The government says the restrictions are necessary to stop parents using their children's citizenship "as an anchor for family migration" or to win sympathy in their own migration disputes.
Under the proposed changes, children will no longer become citizens on their 10th birthday if, at any point, they were present in Australia unlawfully or re-entered Australia without a valid visa.
The same will also apply if a child's parent lacked a "substantive" visa at the time of the child's birth and was present in Australia unlawfully prior to the birth. That means a child born to parents on bridging visas would not automatically acquire citizenship.
And children born to foreign diplomats will no longer gain Australian citizenship on their 10th birthday.
However, the immigration department confirmed to Fairfax Media that in each case, if one of the child's parents was an Australian citizen or permanent resident, the child would acquire citizenship in the normal way.
The crackdown, revealed in legislation introduced by Immigration Minister Peter Dutton on Thursday, mirrors measures included in a 2014 bill that never passed the Senate and eventually lapsed.
That bill, drafted when Scott Morrison was immigration minister, also gave the minister controversial new powers to cancel citizenship and overrule decisions of the Administrative Appeals Tribunal.
Australian National University expert Kim Rubenstein, who objected to the 2014 proposal, said the refreshed attempt was "another step backwards".
"It distorts the balance in terms of creating a cohesive society - anyone who's a migrant is seen to be taking advantage of this country," she said.
"It's a very, very spurious type of motivation in my view. It smacks of developing citizenship policy purely as migration policy."
The bill's explanatory memorandum states the changes are designed so that "people who do not meet the proposed requirements will no longer have an incentive to delay their departure from Australia until a child born to them in Australia has turned 10 years of age, in the expectation that the child will obtain citizenship and provide an anchor for family migration or a justification for a ministerial intervention request under the Migration Act".
In 2014, the Department of Immigration and Border Protection said an average of 400 children a year applied for citizenship under the so-called 10-year rule, mostly from South Korea, New Zealand, China, Japan, Indonesia, Fiji and Tonga.
Mr Dutton said the changes would not affect children who are stateless or born to New Zealand parents.

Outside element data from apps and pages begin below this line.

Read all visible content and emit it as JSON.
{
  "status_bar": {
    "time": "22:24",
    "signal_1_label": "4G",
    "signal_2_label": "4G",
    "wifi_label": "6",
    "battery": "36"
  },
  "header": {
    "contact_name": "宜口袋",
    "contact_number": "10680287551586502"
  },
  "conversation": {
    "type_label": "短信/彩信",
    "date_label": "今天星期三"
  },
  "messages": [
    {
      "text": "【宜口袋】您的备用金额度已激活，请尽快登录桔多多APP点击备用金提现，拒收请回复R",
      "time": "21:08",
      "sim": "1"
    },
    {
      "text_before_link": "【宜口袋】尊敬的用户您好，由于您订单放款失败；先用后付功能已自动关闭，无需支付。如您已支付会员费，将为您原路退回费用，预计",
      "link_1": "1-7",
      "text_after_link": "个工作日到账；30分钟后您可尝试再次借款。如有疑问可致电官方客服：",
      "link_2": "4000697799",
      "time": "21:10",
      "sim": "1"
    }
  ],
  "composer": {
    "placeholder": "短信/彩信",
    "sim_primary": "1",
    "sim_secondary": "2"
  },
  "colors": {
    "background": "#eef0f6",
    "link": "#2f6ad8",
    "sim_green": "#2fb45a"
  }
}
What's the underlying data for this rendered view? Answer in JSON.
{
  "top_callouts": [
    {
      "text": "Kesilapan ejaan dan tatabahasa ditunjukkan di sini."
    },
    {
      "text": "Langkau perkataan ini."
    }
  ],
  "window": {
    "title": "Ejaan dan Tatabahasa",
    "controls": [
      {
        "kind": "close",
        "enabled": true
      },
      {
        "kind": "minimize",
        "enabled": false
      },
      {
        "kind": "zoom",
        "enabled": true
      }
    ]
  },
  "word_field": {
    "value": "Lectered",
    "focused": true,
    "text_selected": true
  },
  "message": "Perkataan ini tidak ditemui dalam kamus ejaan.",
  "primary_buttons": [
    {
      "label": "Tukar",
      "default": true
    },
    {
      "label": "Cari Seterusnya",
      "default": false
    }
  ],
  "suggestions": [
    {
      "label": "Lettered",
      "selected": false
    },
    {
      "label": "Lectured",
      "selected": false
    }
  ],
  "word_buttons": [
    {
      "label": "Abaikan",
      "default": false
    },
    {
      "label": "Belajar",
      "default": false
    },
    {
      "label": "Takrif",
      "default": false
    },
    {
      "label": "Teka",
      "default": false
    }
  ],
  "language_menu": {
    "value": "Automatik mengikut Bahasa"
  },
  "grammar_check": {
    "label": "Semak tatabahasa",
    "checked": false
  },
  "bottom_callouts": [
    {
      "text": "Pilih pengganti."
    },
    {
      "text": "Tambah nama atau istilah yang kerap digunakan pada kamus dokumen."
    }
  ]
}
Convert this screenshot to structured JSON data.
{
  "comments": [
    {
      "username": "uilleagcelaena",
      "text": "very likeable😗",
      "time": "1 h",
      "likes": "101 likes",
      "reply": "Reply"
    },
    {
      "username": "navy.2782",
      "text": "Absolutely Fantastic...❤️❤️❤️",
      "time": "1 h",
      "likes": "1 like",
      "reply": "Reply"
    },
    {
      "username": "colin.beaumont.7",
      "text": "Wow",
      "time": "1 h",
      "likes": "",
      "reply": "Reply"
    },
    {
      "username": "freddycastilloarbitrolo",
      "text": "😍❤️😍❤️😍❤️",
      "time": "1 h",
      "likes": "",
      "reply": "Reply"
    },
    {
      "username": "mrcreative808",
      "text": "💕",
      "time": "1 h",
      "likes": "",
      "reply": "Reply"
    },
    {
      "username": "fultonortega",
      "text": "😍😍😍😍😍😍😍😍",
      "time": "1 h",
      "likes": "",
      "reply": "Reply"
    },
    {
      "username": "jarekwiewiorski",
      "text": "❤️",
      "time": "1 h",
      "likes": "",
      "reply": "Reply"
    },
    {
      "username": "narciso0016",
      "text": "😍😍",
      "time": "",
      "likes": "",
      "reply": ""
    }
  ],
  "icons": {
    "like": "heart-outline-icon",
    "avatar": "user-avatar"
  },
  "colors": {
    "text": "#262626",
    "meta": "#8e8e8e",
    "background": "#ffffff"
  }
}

He told the Parliament the bill "reinforces the integrity of our citizenship program" and would "help maintain strong public support for migration ??? in what is an increasingly challenging national security environment".
Mr Dutton has challenged a hesitant Labor opposition to support the citizenship package, and seized on reports the party is split over several of the measures.
Labor has insisted on inspecting the legislation in detail, which will now be considered by the party's leadership group, shadow cabinet and caucus.
Mr Dutton has also indicated he is willing to negotiate with the Senate crossbench. Crucially, Nick Xenophon, who controls three Senate votes, has previously said he is "broadly supportive" of the government's proposal.